**Task directions:**
What lines below include the word "name"? Copy each one.

────────────────────

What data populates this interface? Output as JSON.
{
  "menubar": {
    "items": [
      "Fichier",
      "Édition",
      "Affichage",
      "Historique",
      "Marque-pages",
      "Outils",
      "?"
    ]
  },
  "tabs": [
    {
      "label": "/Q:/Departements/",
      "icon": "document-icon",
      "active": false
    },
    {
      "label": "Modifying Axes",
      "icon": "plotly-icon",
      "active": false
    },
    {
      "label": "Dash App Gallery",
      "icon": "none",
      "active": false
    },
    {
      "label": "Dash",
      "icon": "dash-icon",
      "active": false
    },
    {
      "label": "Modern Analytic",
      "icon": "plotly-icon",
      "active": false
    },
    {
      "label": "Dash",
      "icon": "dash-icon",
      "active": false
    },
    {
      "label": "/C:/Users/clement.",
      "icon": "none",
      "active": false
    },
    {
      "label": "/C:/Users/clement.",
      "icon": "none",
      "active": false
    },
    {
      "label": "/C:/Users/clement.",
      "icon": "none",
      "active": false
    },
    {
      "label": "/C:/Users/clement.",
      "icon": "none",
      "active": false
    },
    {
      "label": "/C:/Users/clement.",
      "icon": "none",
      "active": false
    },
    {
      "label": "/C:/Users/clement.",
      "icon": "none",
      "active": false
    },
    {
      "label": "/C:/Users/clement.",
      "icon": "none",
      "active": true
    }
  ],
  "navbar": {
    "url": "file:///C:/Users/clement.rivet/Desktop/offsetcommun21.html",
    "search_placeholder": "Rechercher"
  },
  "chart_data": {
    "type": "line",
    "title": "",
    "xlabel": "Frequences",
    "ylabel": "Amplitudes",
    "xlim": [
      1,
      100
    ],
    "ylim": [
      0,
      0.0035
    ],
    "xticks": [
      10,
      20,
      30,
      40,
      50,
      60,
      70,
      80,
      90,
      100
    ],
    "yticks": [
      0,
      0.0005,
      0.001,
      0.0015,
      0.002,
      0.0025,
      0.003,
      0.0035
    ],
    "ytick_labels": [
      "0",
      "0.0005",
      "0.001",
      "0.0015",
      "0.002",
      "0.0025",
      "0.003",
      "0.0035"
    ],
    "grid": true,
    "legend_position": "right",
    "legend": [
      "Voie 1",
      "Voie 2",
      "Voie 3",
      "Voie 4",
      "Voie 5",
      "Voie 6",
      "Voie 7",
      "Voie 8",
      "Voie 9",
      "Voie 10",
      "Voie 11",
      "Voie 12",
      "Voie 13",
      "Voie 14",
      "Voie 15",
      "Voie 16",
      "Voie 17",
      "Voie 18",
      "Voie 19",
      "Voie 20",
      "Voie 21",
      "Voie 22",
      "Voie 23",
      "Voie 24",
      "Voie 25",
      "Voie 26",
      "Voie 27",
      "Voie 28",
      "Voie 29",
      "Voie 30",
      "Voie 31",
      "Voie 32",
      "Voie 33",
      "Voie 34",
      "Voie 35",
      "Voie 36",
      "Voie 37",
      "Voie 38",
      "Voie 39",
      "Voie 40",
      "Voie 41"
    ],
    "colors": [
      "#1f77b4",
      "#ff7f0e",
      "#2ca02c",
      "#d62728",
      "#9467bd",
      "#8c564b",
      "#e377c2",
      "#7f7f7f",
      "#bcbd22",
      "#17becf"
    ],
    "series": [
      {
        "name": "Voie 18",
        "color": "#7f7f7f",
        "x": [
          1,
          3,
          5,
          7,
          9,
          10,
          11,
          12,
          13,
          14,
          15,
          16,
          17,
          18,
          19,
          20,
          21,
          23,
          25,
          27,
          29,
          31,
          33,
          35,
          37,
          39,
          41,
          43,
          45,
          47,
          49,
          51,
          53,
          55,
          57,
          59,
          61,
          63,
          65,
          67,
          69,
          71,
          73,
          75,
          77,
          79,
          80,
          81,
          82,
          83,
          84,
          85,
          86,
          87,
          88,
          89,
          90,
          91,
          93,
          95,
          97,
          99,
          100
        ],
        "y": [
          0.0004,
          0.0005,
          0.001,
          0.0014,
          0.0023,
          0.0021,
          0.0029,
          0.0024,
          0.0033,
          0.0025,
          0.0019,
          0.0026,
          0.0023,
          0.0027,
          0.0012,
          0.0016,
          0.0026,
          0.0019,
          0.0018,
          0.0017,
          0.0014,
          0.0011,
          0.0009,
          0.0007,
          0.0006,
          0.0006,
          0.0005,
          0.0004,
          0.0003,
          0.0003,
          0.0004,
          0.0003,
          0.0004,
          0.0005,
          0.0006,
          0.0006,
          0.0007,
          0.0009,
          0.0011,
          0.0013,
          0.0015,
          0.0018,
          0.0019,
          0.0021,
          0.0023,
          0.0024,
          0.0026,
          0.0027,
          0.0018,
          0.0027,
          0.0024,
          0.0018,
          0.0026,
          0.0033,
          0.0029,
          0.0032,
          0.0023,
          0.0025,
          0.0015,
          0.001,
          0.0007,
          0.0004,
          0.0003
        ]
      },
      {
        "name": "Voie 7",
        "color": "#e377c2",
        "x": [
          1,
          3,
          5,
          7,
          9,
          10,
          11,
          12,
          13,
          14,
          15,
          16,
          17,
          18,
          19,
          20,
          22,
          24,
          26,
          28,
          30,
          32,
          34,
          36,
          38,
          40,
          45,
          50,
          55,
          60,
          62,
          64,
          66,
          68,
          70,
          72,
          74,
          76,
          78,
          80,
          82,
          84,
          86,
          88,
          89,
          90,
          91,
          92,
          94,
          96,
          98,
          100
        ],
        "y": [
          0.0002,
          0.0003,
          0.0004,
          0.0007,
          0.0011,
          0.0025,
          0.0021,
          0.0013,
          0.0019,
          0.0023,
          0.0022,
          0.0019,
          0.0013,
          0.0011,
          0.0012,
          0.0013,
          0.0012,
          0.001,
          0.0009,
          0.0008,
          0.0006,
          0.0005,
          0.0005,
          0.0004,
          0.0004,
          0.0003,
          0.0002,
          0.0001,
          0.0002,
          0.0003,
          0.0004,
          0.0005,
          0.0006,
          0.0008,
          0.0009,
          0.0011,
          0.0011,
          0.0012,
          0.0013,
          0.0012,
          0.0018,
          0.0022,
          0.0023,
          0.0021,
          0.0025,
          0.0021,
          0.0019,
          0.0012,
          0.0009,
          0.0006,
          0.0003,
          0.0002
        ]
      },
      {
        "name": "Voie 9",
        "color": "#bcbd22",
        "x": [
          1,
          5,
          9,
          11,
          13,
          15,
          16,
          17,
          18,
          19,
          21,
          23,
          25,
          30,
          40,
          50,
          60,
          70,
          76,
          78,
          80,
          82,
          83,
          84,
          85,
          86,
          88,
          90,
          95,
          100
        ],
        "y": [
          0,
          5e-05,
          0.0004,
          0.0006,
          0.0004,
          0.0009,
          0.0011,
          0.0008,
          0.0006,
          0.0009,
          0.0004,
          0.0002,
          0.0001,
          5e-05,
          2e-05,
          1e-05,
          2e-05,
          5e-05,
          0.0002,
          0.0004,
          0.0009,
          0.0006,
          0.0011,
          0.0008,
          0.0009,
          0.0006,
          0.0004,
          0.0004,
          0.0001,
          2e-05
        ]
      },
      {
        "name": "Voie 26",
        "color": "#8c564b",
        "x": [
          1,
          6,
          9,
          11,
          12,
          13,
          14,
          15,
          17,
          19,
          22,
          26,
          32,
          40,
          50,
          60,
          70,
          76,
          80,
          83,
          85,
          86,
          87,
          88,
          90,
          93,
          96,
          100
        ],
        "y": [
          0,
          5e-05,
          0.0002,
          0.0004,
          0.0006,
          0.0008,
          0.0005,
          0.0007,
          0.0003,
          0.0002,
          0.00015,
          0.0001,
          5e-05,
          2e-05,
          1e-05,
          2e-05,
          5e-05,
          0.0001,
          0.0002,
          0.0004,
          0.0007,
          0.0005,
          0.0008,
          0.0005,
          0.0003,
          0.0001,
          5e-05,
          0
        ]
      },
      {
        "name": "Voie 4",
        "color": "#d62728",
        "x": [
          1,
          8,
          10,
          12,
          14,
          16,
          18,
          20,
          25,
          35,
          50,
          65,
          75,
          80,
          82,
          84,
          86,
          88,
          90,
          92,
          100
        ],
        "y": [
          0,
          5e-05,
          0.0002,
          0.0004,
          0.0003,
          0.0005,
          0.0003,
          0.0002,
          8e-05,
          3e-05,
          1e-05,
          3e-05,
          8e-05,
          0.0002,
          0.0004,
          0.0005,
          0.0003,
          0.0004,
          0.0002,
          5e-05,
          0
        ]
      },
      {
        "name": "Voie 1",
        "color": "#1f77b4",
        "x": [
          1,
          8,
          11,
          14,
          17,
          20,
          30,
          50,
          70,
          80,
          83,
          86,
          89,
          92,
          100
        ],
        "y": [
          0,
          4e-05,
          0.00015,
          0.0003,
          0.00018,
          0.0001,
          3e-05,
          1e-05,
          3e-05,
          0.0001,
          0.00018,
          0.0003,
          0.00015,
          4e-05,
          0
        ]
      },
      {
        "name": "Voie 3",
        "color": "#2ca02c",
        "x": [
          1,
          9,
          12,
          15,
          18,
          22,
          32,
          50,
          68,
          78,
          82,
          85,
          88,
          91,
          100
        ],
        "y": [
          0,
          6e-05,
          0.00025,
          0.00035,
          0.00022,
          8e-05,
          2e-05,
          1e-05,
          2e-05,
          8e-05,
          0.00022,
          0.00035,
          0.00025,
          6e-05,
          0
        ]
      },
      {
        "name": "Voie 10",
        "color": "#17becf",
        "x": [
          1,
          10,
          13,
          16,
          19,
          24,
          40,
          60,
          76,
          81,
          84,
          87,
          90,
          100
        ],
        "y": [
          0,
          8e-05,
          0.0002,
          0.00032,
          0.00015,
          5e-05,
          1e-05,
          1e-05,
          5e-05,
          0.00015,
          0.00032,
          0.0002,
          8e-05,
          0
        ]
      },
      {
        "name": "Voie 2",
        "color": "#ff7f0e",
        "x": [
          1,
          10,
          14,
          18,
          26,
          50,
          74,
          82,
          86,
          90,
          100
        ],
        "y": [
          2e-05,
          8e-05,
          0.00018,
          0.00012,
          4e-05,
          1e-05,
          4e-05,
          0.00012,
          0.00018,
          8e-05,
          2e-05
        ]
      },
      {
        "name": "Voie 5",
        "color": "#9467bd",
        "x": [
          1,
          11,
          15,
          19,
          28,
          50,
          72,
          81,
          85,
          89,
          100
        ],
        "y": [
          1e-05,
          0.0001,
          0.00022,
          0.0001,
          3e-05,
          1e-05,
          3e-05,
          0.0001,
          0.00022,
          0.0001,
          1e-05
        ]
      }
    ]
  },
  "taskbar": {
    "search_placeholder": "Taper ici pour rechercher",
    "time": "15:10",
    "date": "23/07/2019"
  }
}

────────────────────

**Solution to this problem:**
        "name": "Voie 18",
        "name": "Voie 7",
        "name": "Voie 9",
        "name": "Voie 26",
        "name": "Voie 4",
        "name": "Voie 1",
        "name": "Voie 3",
        "name": "Voie 10",
        "name": "Voie 2",
        "name": "Voie 5",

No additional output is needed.